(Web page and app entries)
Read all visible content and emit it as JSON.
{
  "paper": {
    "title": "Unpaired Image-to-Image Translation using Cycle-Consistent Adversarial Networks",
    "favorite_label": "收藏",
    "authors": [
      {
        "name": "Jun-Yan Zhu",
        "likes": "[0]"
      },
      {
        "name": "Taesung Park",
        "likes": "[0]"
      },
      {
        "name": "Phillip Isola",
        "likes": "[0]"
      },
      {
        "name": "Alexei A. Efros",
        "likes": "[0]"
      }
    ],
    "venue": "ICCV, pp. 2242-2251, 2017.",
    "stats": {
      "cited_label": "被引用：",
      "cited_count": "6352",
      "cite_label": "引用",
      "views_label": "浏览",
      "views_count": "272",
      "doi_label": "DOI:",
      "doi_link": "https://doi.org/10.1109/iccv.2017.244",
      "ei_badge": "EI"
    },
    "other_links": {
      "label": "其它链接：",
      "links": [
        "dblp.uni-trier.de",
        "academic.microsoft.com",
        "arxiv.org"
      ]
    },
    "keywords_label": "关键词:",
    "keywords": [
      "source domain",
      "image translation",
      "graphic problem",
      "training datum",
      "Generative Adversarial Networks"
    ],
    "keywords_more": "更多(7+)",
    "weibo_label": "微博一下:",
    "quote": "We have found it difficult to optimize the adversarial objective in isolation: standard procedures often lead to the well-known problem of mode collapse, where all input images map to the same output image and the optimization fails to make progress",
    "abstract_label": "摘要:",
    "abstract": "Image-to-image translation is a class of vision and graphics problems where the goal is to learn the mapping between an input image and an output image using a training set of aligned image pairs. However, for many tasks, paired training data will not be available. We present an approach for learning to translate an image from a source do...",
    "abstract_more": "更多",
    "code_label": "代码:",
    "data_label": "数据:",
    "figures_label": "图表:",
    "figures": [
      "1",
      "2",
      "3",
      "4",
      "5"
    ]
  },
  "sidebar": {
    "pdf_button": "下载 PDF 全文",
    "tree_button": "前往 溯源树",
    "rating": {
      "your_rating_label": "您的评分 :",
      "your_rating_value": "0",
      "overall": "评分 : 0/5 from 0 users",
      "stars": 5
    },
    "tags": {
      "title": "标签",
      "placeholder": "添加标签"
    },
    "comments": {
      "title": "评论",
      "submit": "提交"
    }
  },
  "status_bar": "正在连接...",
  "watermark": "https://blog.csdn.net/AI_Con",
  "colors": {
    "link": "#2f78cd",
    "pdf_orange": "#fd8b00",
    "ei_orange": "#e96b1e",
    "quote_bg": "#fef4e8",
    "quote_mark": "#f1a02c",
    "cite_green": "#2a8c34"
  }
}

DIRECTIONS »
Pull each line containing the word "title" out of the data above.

ANSWER TO THIS EXERCISE »
    "title": "Unpaired Image-to-Image Translation using Cycle-Consistent Adversarial Networks",
      "title": "标签",
      "title": "评论",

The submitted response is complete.